and talk about things like:
Jesus dying for the sins of the world,
Reconciliation between God and humanity,
Restoring the human race...and so on
Healing almost pales into insignificance in the face of all this.
In this little story then we get a sense of the insignificance of healing in the broader scheme of things!
Some difficulty
This presents us with some difficulty
if we are sick, even with a head cold, or a 24 hour wog
it is all-consuming, and all we want is to be rid of the symptoms.
But the Gospels don't actually show us a Jesus who waves his hands
and symptoms disappear.
The thrust of the Gospel is not ...believe in Jesus and you will be healed
the point of the Gospel is
believe in Jesus and you will have eternal life.
God is offering us far more than healing
God is offering us wholeness
We sometimes don't get this,
in the midst of symptoms all we want is relief from the symptoms
But God wants us to have eternal life.
That is one reason why we see Jesus's encounter with those he heals
often have a little dialogue that goes with them
Jesus asks questions not just about the sickness
but about the wholeness.....Do you believe?
Do you want to be healed? What has caused this sickness?
And makes statements that are not healing statements but faith statements
Go and sin no more, Your faith has made you well.

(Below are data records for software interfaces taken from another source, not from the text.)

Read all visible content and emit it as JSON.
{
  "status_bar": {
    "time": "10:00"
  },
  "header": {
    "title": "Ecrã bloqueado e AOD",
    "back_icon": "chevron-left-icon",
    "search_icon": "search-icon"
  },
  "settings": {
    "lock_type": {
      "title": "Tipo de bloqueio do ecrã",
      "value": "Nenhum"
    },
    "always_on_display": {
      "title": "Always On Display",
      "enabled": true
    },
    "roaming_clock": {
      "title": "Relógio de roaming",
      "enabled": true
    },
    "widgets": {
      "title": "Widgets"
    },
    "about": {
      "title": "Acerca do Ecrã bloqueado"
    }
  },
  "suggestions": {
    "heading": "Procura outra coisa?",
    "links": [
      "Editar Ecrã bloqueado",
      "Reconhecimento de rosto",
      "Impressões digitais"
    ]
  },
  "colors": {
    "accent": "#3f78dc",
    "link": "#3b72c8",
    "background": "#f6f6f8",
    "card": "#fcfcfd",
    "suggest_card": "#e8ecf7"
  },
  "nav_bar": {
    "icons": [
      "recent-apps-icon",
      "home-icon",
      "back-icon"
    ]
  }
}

We should and can expect healing
but we cannot expect healing without wholeness
God wants much more for us, than we want for ourselves
The things that will contribute to wholeness
are genuine repentance and forgiveness.
  • God will forgive our sins.
There will be healing of relationships
  • God will bring about reconciliation
We will grow in faith
  • God will deal with us in depth
Weak prayer
Our prayer may often seem weak or unanswered
Is it because so often we want far less for ourselves than God wants for us?
God will not play games with us.
We may only want superficial healing
But God wants wholeness for us..

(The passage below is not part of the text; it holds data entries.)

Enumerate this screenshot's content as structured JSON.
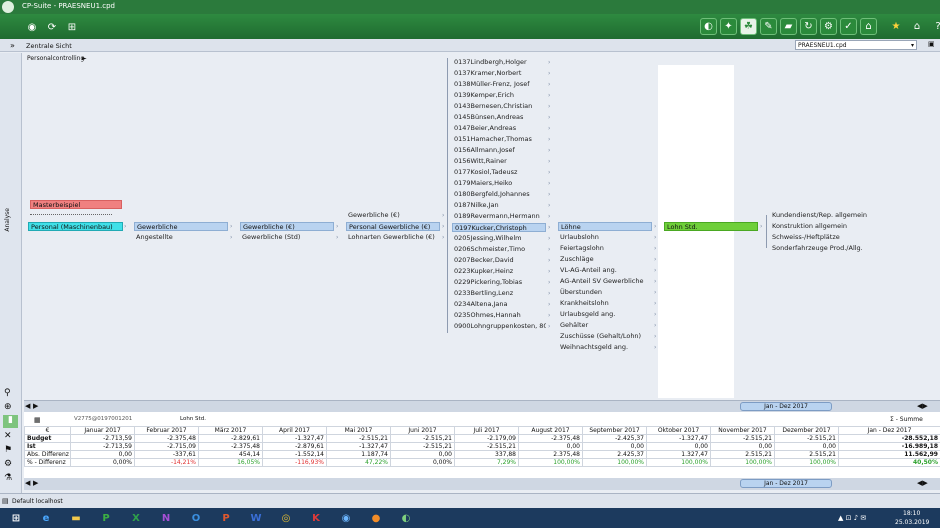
{
  "window": {
    "title": "CP-Suite - PRAESNEU1.cpd"
  },
  "nav": {
    "expand_glyph": "»",
    "section": "Zentrale Sicht",
    "file_select": "PRAESNEU1.cpd"
  },
  "canvas": {
    "breadcrumb": "Personalcontrolling",
    "level1": {
      "masterbeispiel": "Masterbeispiel",
      "selected": "Personal (Maschinenbau)"
    },
    "level2": {
      "selected": "Gewerbliche",
      "other": "Angestellte"
    },
    "level3": {
      "selected": "Gewerbliche (€)",
      "other": "Gewerbliche (Std)"
    },
    "level4": {
      "top": "Gewerbliche (€)",
      "selected": "Personal Gewerbliche (€)",
      "bottom": "Lohnarten Gewerbliche (€)"
    },
    "employees": [
      "0137Lindbergh,Holger",
      "0137Kramer,Norbert",
      "0138Müller-Frenz, Josef",
      "0139Kemper,Erich",
      "0143Bernesen,Christian",
      "0145Bünsen,Andreas",
      "0147Beier,Andreas",
      "0151Hamacher,Thomas",
      "0156Allmann,Josef",
      "0156Witt,Rainer",
      "0177Kosiol,Tadeusz",
      "0179Maiers,Heiko",
      "0180Bergfeld,Johannes",
      "0187Nilke,Jan",
      "0189Revermann,Hermann"
    ],
    "employee_selected": "0197Kucker,Christoph",
    "employees_after": [
      "0205Jessing,Wilhelm",
      "0206Schmeister,Timo",
      "0207Becker,David",
      "0223Kupker,Heinz",
      "0229Pickering,Tobias",
      "0233Bertling,Lenz",
      "0234Altena,Jana",
      "0235Ohmes,Hannah",
      "0900Lohngruppenkosten, 80 %"
    ],
    "lohne": {
      "selected": "Löhne",
      "items": [
        "Urlaubslohn",
        "Feiertagslohn",
        "Zuschläge",
        "VL-AG-Anteil ang.",
        "AG-Anteil SV Gewerbliche",
        "Überstunden",
        "Krankheitslohn",
        "Urlaubsgeld ang.",
        "Gehälter",
        "Zuschüsse (Gehalt/Lohn)",
        "Weihnachtsgeld ang."
      ]
    },
    "lohn_std": "Lohn Std.",
    "targets": [
      "Kundendienst/Rep. allgemein",
      "Konstruktion allgemein",
      "Schweiss-/Heftplätze",
      "Sonderfahrzeuge Prod./Allg."
    ]
  },
  "left_strip": {
    "label": "Analyse"
  },
  "range_pill": "Jan - Dez 2017",
  "range_pill2": "Jan - Dez 2017",
  "sum_label": "Σ - Summe",
  "table_meta": {
    "path": "V2775@0197001201",
    "measure": "Lohn Std."
  },
  "table": {
    "headers": [
      "€",
      "Januar 2017",
      "Februar 2017",
      "März 2017",
      "April 2017",
      "Mai 2017",
      "Juni 2017",
      "Juli 2017",
      "August 2017",
      "September 2017",
      "Oktober 2017",
      "November 2017",
      "Dezember 2017",
      "Jan - Dez 2017"
    ],
    "rows": [
      {
        "label": "Budget",
        "values": [
          "-2.713,59",
          "-2.375,48",
          "-2.829,61",
          "-1.327,47",
          "-2.515,21",
          "-2.515,21",
          "-2.179,09",
          "-2.375,48",
          "-2.425,37",
          "-1.327,47",
          "-2.515,21",
          "-2.515,21",
          "-28.552,18"
        ]
      },
      {
        "label": "Ist",
        "values": [
          "-2.713,59",
          "-2.715,09",
          "-2.375,48",
          "-2.879,61",
          "-1.327,47",
          "-2.515,21",
          "-2.515,21",
          "0,00",
          "0,00",
          "0,00",
          "0,00",
          "0,00",
          "-16.989,18"
        ]
      },
      {
        "label": "Abs. Differenz",
        "values": [
          "0,00",
          "-337,61",
          "454,14",
          "-1.552,14",
          "1.187,74",
          "0,00",
          "337,88",
          "2.375,48",
          "2.425,37",
          "1.327,47",
          "2.515,21",
          "2.515,21",
          "11.562,99"
        ]
      },
      {
        "label": "% - Differenz",
        "values": [
          "0,00%",
          "-14,21%",
          "16,05%",
          "-116,93%",
          "47,22%",
          "0,00%",
          "7,29%",
          "100,00%",
          "100,00%",
          "100,00%",
          "100,00%",
          "100,00%",
          "40,50%"
        ]
      }
    ]
  },
  "status": {
    "text": "Default localhost"
  },
  "taskbar": {
    "time": "18:10",
    "date": "25.03.2019"
  },
  "colors": {
    "green": "#2b8a3b",
    "selected_blue": "#b9d3f0",
    "cyan": "#40e0e8",
    "red": "#f08080",
    "lime": "#6fcf3a",
    "neg": "#e03030",
    "pos": "#2aa02a"
  }
}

Strong Prayer
We should critique our prayer for healing
for ourselves and for others.
Am I praying only for healing, when God wants wholeness?.
What else needs to be drawn into our life of faith
in order for our weak prayers to be made strong?
The symptoms are important to the sick person,
even if they are minor.
But let us not get fixated on them.
The preaching of the kingdom demands
that we preach repentance and forgiveness.
The preaching of the kingdom demands
that we seek to set free those who are captive:
to the motives and manipulations of others, to their own history,
to their misplaced psychology
The preaching of the kingdom that we address social evils like poverty and hunger
Don't pray for someone to get magically well.....if you are not
also prepared to stand alongside them
in their struggle to gain proper housing, to have sufficient means to be able to have a proper diet.

God wants not just "healing" as important as that is
we pray and work for wellness and wholeness.
not just a relief from symptoms
but also the permeating of God's life through the whole of our being.

Audio Download (about 1.5M) of this homily

No comments: